Don’t use antibiotic injections at drying off or shortly before calving. There’s little evidence to show that this improves cure rates any more than using antibiotic dry cow therapy alone. 

Read more about targeted antibiotic dry cow therapy in our dry cow management guide, and decrease new cases by using the Mastitis Control Plan. 

Treating mastitis in milking cows

In herds with a contagious mastitis pattern, it’s important to identify cases of clinical mastitis as quickly as possible. This is because: 

  • Early treatment is more effective 
  • Early identification and removal of affected cows reduces the risk of both infection spread and increasing bulk milk SCC 

Know the signs  

Check your staff know the mastitis signs they’re looking for and how to respond. Foremilk stripping is the most effective way to identify clinical cases. They should also be looking for swollen quarters, both at cups-on and cups-off. Be extra vigilant during high-risk periods, such as in the first 30 days of lactation. 

If you use in-line mastitis filters, check them regularly. After milking, check the main filter or filter sock for any clots or other irregularities that may indicate clinical signs of mastitis. Also, look out for other problems, such as large amounts of soiling due to bad milking techniques or technical problems with the milking plant. A sudden increase in daily bulk milk cell counts could indicate a missed clinical case. 

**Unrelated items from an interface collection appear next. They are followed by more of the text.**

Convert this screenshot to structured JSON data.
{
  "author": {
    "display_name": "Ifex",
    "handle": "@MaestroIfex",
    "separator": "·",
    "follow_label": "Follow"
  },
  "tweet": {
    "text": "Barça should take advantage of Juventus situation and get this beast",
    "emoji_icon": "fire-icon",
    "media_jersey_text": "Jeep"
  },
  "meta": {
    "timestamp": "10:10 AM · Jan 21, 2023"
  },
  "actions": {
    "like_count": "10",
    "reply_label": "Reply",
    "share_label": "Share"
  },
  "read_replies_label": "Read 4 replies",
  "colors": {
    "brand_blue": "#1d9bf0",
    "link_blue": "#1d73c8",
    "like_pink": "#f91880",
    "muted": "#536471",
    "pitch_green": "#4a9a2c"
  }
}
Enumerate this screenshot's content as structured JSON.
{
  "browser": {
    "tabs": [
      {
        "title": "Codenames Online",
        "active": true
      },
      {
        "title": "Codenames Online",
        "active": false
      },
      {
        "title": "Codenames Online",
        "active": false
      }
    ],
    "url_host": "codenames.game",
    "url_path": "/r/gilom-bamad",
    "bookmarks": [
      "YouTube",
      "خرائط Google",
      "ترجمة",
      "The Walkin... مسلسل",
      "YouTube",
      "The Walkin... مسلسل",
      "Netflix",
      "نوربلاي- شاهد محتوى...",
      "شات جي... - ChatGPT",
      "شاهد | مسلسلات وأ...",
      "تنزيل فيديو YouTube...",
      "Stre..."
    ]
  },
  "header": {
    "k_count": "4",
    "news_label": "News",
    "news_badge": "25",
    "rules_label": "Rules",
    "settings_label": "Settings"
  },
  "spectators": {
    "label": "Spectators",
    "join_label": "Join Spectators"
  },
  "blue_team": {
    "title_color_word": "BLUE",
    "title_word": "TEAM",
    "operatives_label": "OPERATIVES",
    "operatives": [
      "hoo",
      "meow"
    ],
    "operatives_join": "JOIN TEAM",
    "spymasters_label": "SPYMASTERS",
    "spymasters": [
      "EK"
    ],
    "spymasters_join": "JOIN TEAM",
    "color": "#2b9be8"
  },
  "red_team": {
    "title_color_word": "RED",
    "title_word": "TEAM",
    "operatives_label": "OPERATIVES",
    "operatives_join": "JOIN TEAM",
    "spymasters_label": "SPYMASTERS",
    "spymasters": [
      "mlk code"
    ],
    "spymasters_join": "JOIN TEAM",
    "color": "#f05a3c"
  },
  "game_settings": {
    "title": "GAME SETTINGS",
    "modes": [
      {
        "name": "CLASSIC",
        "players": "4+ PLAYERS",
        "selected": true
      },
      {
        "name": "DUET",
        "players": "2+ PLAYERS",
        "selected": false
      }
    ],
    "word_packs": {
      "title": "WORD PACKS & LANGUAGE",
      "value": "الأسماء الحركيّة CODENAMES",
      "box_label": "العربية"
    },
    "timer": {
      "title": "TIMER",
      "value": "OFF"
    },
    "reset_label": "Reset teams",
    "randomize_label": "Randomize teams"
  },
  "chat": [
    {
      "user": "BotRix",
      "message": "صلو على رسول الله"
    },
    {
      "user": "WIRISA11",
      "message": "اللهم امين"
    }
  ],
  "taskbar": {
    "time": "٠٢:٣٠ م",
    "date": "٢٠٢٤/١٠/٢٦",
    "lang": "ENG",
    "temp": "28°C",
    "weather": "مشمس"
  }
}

Prompt detection (i.e. at milking) and immediate treatment (particularly for the first clinical case in lactation) is important to maximise the chances of cure and minimise the risk of transmission of infection. 

Cows with clinical cases of mastitis must be clearly marked while undergoing treatment. Record all mastitis cases accurately – by cow, quarter and date. 

Segregate affected cows in the milking parlour  

If not milked last, cows with clinical mastitis should at least be milked with a separate cluster. Don’t use this cluster to milk freshly calved cows or to milk cows with milk out of the tank for reasons other than mastitis. 

Agree on a treatment plan  

You’ll need to discuss a mastitis treatment plan with your vet. To help with this, keep good records of clinical cases and regularly review cure rates. It may also be useful to look at antimicrobial resistance patterns for the main bacteria.  

Mastitis caused by E. coli may not need treatment with antibiotics, so discuss this with your vet. 

Treating clinical mastitis 

If it’s the cow’s first case of mastitis in lactation, start treatment with intramammary tubes immediately. In high-cell-count herds, you can delay treating mild and moderate repeat cases (with only a few flecks in the milk and little or no swelling in the udder) while you assess individual cow history and cell count. In this case, it’s important to segregate these cows from the rest of the herd.   

You may decide to use only anti-inflammatories for mild or moderate cases in cows with chronic mastitis that you plan to cull.  

Length of treatment  

One of the most important factors affecting cure is the length of the treatment course, with longer treatment courses more likely to be successful. To ensure a full bacteriological cure, you should finish treatment courses even if the clinical signs appear cured.  

You may be able to improve cure rates by extending intramammary treatment for five to eight days. In most cases, this will be an off-label antibiotic use, and you will need to extend withdrawal periods. Off-label use must be agreed with your vet on a case-by-case basis.  

Injectable antibiotics should not be routinely used to treat mastitis.

Treating subclinical mastitis 

Cows with an SCC of over 200,000 cells/ml are likely to be carrying infections. If this applies to more than 10% of the cows in your herd, your farm will have a higher risk of contagious mastitis spread.  

In contagious-pattern herds, it may be reasonable in the short term to treat cows with a high SCC (more than one SCC over 250,000 cells/ml) to reduce mastitis cases and infection pressure. However, it’s not a good strategy for controlling mastitis in the medium or long term.  

Useful links

Controlling heifer mastitis

Control of environmental mastitis in lactation